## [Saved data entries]
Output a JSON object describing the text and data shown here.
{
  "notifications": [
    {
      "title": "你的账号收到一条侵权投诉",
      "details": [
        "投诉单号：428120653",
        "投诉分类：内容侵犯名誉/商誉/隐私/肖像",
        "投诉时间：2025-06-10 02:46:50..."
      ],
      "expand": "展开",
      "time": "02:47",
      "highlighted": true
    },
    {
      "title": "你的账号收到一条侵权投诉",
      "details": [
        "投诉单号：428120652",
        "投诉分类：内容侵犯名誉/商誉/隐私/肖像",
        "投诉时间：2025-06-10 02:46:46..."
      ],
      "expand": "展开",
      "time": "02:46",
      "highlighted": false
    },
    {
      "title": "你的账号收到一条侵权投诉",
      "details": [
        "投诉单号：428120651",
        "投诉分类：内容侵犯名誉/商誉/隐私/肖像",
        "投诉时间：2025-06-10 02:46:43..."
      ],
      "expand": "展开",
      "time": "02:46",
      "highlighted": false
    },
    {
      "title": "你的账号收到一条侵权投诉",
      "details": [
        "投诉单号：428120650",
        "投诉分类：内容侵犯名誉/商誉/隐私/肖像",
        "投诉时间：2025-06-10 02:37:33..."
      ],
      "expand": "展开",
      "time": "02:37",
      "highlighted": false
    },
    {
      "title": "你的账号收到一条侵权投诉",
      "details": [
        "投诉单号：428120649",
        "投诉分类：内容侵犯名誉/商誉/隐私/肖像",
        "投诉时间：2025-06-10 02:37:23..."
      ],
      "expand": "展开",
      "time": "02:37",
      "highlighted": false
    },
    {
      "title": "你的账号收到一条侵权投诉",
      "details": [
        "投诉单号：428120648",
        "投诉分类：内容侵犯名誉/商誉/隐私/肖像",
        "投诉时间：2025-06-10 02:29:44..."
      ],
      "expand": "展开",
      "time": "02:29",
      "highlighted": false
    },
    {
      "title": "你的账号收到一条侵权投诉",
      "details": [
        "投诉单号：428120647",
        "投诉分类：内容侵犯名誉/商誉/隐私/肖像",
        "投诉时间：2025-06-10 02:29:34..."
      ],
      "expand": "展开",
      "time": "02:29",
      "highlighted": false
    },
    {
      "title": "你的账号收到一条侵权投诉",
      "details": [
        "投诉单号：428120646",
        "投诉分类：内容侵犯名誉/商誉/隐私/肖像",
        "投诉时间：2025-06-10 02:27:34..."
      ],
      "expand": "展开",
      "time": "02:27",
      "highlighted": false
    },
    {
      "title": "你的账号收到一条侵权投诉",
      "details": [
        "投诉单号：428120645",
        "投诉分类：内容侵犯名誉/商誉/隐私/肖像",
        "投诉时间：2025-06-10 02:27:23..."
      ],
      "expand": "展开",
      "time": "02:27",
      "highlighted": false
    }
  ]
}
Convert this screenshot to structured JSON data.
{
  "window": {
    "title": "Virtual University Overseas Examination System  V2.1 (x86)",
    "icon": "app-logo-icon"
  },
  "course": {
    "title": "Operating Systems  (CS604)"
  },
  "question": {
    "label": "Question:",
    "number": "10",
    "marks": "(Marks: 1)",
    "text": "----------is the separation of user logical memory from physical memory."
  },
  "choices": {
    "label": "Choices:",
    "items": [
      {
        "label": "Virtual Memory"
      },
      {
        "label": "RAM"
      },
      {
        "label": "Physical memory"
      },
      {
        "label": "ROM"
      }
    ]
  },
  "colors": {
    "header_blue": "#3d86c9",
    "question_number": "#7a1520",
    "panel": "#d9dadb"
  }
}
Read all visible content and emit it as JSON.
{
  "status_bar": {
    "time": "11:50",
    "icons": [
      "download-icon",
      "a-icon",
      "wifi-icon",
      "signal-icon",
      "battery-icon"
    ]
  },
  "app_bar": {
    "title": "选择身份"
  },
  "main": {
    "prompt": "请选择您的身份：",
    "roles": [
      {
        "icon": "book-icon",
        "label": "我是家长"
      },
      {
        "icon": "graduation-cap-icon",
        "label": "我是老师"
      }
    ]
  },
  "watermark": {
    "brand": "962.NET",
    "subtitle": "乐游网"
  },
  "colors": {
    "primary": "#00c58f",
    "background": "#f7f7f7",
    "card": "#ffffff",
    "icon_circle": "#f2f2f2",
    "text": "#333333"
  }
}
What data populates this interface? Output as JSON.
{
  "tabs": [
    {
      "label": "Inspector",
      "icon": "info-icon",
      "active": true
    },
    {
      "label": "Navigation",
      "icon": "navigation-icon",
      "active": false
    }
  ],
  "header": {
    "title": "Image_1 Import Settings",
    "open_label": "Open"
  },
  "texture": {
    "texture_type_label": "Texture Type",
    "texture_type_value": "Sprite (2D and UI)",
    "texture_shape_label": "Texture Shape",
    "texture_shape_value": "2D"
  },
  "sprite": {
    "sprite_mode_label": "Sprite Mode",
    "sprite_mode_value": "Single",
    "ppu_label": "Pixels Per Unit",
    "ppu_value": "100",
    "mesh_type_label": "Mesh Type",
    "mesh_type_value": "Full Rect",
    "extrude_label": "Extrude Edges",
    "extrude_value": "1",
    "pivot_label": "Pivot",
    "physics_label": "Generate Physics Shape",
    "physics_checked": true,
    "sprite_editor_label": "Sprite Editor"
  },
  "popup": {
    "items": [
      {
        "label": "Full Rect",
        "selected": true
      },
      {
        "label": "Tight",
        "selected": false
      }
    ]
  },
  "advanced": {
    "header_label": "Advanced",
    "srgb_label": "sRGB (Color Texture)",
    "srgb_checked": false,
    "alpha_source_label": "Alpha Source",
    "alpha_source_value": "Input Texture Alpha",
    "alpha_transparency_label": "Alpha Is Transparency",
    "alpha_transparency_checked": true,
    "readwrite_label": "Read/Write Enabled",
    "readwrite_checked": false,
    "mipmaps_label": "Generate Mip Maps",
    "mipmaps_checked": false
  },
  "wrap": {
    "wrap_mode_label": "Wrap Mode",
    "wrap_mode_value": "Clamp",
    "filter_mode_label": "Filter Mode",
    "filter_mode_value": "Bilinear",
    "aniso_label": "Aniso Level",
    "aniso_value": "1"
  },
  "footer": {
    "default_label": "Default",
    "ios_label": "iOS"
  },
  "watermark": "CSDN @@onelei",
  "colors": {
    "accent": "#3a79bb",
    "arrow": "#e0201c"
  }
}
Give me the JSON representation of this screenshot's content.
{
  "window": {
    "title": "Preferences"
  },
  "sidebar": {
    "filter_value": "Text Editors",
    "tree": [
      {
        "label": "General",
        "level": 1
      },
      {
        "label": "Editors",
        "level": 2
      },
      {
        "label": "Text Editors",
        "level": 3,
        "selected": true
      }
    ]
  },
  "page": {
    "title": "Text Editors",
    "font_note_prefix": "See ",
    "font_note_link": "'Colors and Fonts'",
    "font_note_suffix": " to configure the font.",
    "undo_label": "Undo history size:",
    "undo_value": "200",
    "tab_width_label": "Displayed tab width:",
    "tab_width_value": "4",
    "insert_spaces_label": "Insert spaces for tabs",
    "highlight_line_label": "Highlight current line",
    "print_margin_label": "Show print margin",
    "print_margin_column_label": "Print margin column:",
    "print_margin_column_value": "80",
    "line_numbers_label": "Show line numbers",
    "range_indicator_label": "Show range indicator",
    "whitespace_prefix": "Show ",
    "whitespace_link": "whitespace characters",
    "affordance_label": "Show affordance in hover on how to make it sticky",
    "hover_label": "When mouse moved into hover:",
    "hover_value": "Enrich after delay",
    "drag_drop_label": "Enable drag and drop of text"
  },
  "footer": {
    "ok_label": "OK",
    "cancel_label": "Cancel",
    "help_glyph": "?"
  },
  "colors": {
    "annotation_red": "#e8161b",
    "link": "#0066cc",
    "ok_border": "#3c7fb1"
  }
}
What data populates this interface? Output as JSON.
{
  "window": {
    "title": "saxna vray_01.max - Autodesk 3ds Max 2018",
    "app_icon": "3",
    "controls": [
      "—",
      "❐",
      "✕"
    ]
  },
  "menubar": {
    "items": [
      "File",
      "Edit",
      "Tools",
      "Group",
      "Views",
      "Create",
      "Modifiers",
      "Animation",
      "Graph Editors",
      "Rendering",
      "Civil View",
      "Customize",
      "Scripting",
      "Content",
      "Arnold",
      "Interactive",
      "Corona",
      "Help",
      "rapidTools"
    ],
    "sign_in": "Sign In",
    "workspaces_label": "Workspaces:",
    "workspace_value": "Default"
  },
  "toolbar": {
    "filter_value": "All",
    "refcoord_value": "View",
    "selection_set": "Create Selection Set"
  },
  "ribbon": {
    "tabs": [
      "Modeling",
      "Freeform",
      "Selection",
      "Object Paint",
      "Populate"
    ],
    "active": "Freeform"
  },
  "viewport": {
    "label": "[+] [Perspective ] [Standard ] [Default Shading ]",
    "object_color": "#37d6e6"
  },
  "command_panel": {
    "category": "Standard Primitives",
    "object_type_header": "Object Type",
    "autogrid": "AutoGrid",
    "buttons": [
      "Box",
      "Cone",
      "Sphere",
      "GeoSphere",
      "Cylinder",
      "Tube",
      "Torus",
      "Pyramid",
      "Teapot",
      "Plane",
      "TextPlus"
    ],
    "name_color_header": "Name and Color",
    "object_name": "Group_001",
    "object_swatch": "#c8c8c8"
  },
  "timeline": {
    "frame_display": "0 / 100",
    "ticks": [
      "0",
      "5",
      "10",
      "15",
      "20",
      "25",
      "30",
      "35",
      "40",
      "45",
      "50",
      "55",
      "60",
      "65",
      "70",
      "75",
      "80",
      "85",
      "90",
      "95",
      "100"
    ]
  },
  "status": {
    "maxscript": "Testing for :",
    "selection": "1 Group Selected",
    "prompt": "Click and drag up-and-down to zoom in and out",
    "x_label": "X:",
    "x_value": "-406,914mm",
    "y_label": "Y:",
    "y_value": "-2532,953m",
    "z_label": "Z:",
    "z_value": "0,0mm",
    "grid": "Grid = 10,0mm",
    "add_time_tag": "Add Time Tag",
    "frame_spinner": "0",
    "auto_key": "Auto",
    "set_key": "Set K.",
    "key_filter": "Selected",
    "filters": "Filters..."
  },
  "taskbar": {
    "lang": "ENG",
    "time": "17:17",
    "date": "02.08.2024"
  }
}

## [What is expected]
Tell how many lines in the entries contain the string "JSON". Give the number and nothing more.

## [Exercise result]
6